In his first year of office, President Trump has repeatedly suggested that he does not plan to continue Obama’s strategy of negotiating with Pyongyang and Tehran. In September of this year, Trump accused Seoul of appeasing the North. Glenn Thrush and Mark Landler write in The New York Times: “In invoking South Korean “appeasement,” he criticized Seoul’s proposal to hold military talks with the North, saying of Pyongyang, “they only understand one thing” — meaning the “threat of military force.” Similarly, a number of Trump’s supporters on the right, including Florida Senator Marco Rubio, have argued that the President’s promise to eventually dismantle the Joint Comprehensive Plan of Action signals the end of a U.S. policy of “appeasement” toward Iran. Rubio even directly invokes 1938, writing in a tweet that “As currently structured, the deal is 21st century equivalent of the Munich Agreement.”


There are a few logical issues with equating negotiating with Pyongyang and Tehran to appeasement in the Munich context. First, again, the Munich Agreement was a consequence of the geostrategic vulnerability of Great Britain in 1938 and Chamberlain’s uncertainty about levels of international support in the event of a full-scale war. The United States in 2017 is not in this position. There is absolutely no threat of Pyongyang and Tehran pursuing territorial expansion in the United States’ backyard. While there are concerns about Iran funding terrorist organizations like Hezbollah that threaten the stability of areas of geostrategic importance to the United States in the Middle East, it is simply not the same kind of direct and immediate threat to national security that Great Britain faced from Nazi Germany.

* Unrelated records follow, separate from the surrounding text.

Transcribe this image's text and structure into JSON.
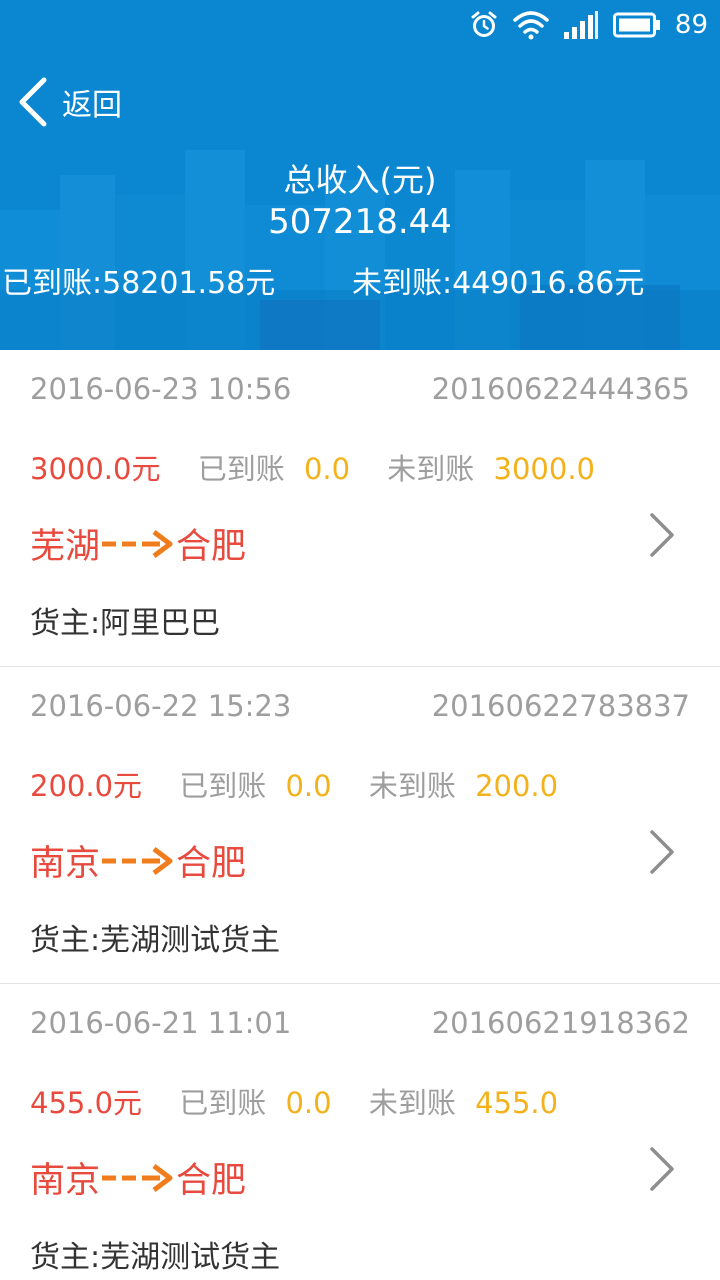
{
  "status_bar": {
    "battery_level": "89",
    "icons": [
      "alarm-icon",
      "wifi-icon",
      "signal-icon",
      "battery-icon"
    ]
  },
  "header": {
    "back_label": "返回",
    "total_title": "总收入(元)",
    "total_value": "507218.44",
    "paid_summary": "已到账:58201.58元",
    "unpaid_summary": "未到账:449016.86元"
  },
  "colors": {
    "header_bg": "#0b86d0",
    "amount_red": "#e84a3d",
    "value_yellow": "#f3b21b",
    "arrow_orange": "#f07c1c",
    "muted_gray": "#9e9e9e"
  },
  "orders": [
    {
      "date": "2016-06-23 10:56",
      "order_no": "20160622444365",
      "amount": "3000.0元",
      "paid_label": "已到账",
      "paid_value": "0.0",
      "unpaid_label": "未到账",
      "unpaid_value": "3000.0",
      "from": "芜湖",
      "to": "合肥",
      "owner": "货主:阿里巴巴"
    },
    {
      "date": "2016-06-22 15:23",
      "order_no": "20160622783837",
      "amount": "200.0元",
      "paid_label": "已到账",
      "paid_value": "0.0",
      "unpaid_label": "未到账",
      "unpaid_value": "200.0",
      "from": "南京",
      "to": "合肥",
      "owner": "货主:芜湖测试货主"
    },
    {
      "date": "2016-06-21 11:01",
      "order_no": "20160621918362",
      "amount": "455.0元",
      "paid_label": "已到账",
      "paid_value": "0.0",
      "unpaid_label": "未到账",
      "unpaid_value": "455.0",
      "from": "南京",
      "to": "合肥",
      "owner": "货主:芜湖测试货主"
    }
  ]
}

Additionally, when the United States negotiates with Iran and North Korea, it is doing so from a position of strength. The military capacity, economic strength, and international political influennce of the United States vis-a-vis both of these countries is astronomical, and cannot be compared to the position of Great Britain in relation to Hitler’s Germany in 1938.

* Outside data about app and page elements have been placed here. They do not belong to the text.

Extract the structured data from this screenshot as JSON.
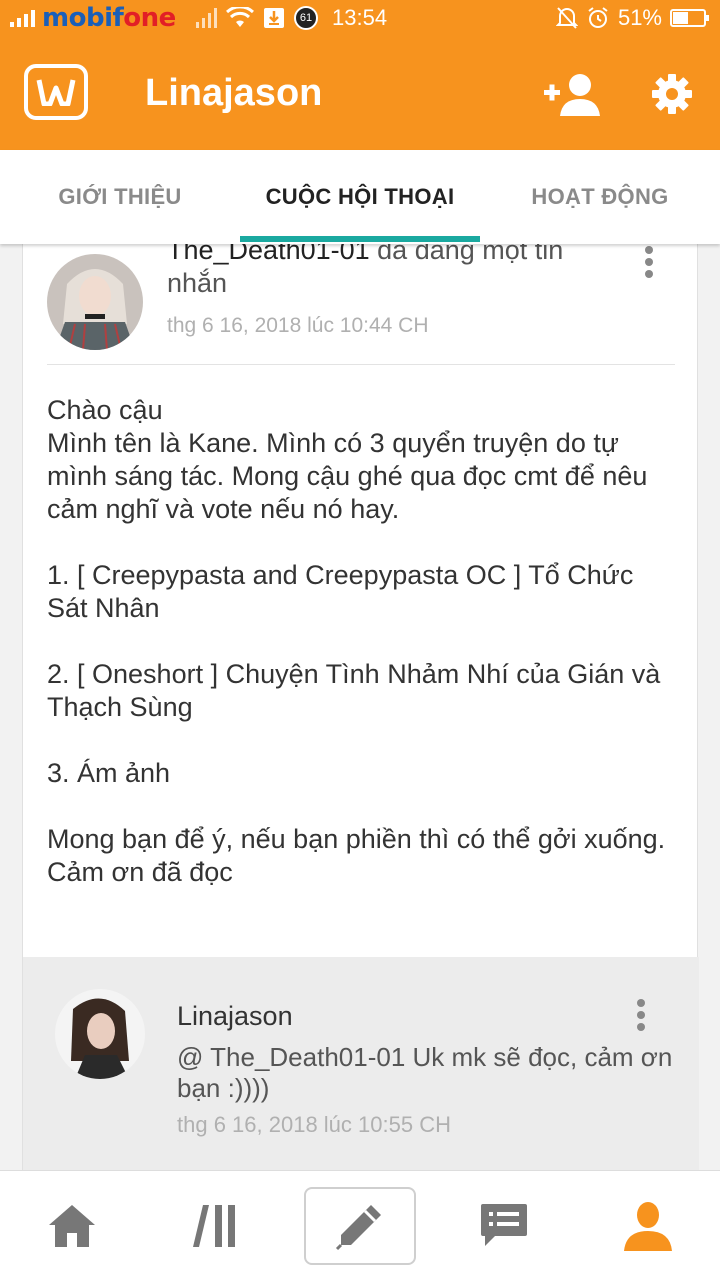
{
  "status_bar": {
    "carrier_brand": "mobif",
    "carrier_rest": "one",
    "notification_count": "61",
    "time": "13:54",
    "battery": "51%",
    "battery_level": 0.51
  },
  "app_bar": {
    "title": "Linajason"
  },
  "tabs": [
    {
      "label": "GIỚI THIỆU",
      "active": false
    },
    {
      "label": "CUỘC HỘI THOẠI",
      "active": true
    },
    {
      "label": "HOẠT ĐỘNG",
      "active": false
    }
  ],
  "post": {
    "author": "The_Death01-01",
    "action": " đã đăng một tin nhắn",
    "timestamp": "thg 6 16, 2018 lúc 10:44 CH",
    "message": "Chào cậu\nMình tên là Kane. Mình có 3 quyển truyện do tự mình sáng tác. Mong cậu ghé qua đọc cmt để nêu cảm nghĩ và vote nếu nó hay.\n\n1. [ Creepypasta and Creepypasta OC ] Tổ Chức Sát Nhân\n\n2. [ Oneshort ] Chuyện Tình Nhảm Nhí của Gián và Thạch Sùng\n\n3. Ám ảnh\n\nMong bạn để ý, nếu bạn phiền thì có thể gởi xuống.\nCảm ơn đã đọc"
  },
  "reply": {
    "author": "Linajason",
    "text": "@ The_Death01-01  Uk mk sẽ đọc, cảm ơn bạn :))))",
    "timestamp": "thg 6 16, 2018 lúc 10:55 CH"
  },
  "colors": {
    "brand_orange": "#f7931e",
    "tab_indicator": "#1aa9a0",
    "profile_active": "#f7931e"
  },
  "bottom_nav": [
    "home-icon",
    "library-icon",
    "write-icon",
    "messages-icon",
    "profile-icon"
  ]
}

Ultimately, these modern allegations of appeasement signal that the United States is reverting back to the pre-Obama conceptions of appeasement. Underlying Trump and Rubio’s comments are both of the assumptions that have defined U.S. interpretations of the lessons of Munich since World War II—that any engagement is dangerous and that hostile regimes will only respond to strong force. This regression is extremely dangerous. By equating any kind of engagement with appeasement, Trump is abandoning the Obama-era strategy of engaging in negotiations with historically unfriendly regimes as a tool for achieving U.S. interests. Finally, by adapting this conception of appeasement, President Trump is framing the North Korean and Iranian nuclear programs as problems that can only be solved through the use of escalating threats and eventually force. As Senator Bob Corker warned in October, these kinds of threats—coupled with a President with a propensity for recklessness—could put the United States “on the path to World War III.”